Exercise directions: Go through the entries below and count the lines where the word "this" appears; give only the count.

Start of Supplied material

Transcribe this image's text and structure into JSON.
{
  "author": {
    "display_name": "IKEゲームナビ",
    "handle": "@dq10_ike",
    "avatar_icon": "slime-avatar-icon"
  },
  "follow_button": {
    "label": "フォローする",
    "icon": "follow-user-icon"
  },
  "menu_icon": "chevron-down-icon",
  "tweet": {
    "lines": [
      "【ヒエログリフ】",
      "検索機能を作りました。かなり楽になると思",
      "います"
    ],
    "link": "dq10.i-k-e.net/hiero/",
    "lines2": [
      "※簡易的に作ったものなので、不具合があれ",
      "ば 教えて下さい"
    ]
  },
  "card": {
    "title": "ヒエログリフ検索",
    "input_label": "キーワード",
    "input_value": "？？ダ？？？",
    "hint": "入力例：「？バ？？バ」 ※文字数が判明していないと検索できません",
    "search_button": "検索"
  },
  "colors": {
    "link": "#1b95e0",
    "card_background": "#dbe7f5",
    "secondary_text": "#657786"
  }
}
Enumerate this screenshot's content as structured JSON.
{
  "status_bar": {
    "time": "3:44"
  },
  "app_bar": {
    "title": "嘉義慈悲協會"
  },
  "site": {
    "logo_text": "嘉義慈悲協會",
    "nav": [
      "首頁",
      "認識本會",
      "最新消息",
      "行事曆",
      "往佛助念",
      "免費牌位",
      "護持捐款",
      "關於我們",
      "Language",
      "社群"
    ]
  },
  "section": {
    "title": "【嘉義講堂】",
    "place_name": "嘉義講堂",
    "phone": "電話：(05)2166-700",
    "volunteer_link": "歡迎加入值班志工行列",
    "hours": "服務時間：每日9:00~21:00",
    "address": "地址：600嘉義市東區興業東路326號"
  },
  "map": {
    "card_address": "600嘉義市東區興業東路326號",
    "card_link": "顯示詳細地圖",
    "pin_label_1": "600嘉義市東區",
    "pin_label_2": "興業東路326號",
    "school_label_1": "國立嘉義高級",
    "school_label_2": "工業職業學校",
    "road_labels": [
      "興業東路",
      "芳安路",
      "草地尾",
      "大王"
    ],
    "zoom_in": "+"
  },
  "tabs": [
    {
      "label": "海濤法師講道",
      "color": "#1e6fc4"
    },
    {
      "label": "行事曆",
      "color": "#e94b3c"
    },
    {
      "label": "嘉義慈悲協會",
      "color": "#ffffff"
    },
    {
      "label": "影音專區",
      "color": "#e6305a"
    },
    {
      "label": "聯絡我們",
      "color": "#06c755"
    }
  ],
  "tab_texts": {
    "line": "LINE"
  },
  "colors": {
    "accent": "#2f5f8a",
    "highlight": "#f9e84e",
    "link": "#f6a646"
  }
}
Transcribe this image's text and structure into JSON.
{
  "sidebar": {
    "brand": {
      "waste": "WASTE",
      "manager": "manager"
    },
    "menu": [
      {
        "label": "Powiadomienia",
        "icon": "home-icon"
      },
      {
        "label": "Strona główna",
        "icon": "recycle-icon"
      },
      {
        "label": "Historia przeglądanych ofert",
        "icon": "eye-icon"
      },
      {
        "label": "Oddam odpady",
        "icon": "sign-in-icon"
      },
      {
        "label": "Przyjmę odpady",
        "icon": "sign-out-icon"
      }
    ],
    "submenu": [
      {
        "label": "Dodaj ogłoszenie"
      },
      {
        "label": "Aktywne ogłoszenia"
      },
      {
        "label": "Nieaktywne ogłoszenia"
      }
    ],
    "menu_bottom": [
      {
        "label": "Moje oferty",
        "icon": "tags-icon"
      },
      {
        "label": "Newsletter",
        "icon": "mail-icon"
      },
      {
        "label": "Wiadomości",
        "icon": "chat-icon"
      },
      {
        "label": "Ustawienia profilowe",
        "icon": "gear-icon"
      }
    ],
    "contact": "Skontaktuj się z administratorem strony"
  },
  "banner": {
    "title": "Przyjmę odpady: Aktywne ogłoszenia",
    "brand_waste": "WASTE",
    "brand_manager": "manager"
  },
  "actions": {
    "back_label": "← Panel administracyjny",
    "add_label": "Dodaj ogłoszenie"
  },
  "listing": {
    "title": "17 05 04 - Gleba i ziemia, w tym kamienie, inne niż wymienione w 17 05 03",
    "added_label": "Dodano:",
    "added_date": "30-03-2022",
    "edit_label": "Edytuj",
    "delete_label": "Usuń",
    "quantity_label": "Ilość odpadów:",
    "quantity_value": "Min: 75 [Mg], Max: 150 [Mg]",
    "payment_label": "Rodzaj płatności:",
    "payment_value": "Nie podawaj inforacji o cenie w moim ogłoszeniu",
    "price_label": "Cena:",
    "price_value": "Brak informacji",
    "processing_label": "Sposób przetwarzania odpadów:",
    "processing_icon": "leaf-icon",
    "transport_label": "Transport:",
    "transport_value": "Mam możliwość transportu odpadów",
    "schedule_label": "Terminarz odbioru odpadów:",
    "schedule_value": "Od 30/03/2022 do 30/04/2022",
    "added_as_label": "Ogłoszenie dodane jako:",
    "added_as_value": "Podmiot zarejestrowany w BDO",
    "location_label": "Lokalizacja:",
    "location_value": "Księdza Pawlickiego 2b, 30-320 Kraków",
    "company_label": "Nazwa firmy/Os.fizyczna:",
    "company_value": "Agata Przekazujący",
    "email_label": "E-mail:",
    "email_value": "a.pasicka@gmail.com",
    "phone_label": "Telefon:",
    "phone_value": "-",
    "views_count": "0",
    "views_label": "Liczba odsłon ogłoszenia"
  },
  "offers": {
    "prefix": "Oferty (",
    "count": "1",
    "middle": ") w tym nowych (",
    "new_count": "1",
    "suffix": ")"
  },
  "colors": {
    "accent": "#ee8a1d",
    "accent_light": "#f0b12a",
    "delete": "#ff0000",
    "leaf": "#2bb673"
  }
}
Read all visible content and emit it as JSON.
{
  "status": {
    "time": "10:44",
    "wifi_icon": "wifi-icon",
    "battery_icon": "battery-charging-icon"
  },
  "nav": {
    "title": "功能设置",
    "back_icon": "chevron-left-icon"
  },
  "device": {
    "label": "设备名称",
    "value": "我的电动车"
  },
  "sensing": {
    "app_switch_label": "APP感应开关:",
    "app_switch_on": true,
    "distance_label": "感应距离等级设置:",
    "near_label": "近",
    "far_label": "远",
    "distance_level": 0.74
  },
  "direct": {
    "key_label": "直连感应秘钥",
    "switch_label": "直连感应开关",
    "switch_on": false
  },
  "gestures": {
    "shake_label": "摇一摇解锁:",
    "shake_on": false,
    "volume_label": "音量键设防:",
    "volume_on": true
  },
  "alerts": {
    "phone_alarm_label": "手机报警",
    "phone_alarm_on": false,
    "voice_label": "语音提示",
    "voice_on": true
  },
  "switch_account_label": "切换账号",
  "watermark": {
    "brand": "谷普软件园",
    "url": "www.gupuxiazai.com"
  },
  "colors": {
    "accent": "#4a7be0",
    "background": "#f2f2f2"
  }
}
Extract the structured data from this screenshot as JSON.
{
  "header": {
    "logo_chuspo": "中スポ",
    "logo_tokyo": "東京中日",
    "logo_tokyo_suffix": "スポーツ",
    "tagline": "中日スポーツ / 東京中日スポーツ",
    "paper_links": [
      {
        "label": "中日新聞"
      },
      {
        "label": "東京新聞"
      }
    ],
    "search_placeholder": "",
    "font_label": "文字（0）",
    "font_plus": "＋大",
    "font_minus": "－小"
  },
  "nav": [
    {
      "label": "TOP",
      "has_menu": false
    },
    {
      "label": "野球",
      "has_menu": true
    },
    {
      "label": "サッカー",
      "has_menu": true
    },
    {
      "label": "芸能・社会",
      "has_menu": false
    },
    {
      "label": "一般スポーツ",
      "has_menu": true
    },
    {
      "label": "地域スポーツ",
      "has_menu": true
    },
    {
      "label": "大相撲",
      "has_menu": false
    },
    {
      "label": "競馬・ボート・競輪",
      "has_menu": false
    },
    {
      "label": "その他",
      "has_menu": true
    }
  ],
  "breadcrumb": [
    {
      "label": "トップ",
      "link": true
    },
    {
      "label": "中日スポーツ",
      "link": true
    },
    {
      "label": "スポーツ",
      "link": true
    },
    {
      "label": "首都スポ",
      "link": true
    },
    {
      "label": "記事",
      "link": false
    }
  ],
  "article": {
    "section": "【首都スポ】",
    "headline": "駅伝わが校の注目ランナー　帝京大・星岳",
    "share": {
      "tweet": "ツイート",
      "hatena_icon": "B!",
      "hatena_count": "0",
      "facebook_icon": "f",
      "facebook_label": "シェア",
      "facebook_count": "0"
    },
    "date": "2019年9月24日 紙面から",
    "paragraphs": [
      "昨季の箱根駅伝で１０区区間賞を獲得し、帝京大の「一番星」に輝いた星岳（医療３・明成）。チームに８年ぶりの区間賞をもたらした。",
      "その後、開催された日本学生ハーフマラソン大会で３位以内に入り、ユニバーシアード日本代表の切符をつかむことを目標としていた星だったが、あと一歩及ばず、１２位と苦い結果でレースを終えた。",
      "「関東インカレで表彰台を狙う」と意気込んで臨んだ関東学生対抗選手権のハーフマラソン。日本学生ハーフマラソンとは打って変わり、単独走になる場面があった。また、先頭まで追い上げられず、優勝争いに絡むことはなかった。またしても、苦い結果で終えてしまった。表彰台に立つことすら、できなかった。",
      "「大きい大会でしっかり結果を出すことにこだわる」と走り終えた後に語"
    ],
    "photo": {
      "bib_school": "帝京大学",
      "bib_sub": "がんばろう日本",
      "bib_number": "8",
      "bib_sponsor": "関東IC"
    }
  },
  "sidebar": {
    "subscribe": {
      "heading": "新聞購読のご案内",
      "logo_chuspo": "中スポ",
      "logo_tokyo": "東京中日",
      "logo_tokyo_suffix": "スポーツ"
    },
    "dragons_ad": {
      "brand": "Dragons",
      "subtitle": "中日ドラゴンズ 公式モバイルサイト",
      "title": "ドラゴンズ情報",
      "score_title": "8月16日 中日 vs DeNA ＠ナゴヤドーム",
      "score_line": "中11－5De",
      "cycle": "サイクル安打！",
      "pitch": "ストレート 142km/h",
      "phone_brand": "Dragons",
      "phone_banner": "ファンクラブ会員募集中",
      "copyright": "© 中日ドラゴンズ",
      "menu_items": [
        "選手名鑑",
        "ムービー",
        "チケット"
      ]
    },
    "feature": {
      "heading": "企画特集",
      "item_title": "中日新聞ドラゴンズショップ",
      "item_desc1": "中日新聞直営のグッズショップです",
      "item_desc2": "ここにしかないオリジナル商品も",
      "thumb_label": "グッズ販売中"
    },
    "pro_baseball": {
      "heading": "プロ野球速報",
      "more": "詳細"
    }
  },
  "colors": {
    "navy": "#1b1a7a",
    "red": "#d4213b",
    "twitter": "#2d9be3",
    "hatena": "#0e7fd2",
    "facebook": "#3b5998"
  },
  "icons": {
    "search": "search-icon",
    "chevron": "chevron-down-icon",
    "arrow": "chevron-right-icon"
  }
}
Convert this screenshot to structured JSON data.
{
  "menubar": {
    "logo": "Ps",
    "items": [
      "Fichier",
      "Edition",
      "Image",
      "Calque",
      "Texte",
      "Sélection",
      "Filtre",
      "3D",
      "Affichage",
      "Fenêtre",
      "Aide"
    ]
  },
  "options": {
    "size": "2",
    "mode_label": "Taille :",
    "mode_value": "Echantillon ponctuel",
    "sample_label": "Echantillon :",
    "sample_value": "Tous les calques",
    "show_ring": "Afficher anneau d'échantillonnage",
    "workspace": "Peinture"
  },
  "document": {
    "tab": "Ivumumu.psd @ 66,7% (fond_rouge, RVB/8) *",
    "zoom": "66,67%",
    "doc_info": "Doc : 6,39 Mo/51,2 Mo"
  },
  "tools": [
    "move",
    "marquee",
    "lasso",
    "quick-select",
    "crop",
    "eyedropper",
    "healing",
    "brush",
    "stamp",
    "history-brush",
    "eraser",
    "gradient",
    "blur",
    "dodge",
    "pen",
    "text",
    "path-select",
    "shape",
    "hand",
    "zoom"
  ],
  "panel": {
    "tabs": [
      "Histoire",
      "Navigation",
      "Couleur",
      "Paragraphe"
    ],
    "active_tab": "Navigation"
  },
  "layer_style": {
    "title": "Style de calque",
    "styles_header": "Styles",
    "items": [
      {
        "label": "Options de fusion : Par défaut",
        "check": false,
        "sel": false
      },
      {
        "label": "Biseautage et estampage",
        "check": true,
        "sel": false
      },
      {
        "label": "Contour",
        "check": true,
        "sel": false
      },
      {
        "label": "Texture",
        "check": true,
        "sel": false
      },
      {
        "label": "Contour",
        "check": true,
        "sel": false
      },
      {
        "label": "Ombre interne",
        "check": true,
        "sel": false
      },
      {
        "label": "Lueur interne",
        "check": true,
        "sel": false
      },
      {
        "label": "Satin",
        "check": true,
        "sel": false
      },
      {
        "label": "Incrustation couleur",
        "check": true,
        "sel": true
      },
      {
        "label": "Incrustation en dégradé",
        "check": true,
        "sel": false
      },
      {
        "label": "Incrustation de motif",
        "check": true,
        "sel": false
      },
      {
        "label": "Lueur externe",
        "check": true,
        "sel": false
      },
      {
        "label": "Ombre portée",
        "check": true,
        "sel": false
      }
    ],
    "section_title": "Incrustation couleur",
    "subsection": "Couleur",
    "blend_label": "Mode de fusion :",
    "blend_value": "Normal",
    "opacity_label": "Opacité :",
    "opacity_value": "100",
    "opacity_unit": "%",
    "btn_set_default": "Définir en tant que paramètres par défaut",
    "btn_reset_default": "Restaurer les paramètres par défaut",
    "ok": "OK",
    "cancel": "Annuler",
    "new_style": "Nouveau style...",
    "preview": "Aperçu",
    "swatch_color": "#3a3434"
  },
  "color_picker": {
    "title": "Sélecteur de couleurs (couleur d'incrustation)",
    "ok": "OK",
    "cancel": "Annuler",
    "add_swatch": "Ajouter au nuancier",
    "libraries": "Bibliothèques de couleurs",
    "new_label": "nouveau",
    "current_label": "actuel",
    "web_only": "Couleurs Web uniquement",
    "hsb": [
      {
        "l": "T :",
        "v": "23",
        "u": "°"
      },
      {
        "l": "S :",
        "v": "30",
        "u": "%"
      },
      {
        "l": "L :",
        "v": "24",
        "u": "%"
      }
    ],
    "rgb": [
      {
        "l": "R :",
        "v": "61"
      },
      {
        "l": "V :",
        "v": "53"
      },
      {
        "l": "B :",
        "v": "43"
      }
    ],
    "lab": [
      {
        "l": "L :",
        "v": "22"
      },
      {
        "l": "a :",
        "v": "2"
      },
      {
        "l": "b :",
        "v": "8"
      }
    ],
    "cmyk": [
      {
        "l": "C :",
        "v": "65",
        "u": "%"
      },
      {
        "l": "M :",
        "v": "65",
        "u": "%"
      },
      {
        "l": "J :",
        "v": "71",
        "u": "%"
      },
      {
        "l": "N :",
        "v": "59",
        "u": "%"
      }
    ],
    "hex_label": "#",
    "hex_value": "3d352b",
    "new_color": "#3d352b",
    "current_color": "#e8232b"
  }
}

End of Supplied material

Reply to the task: 5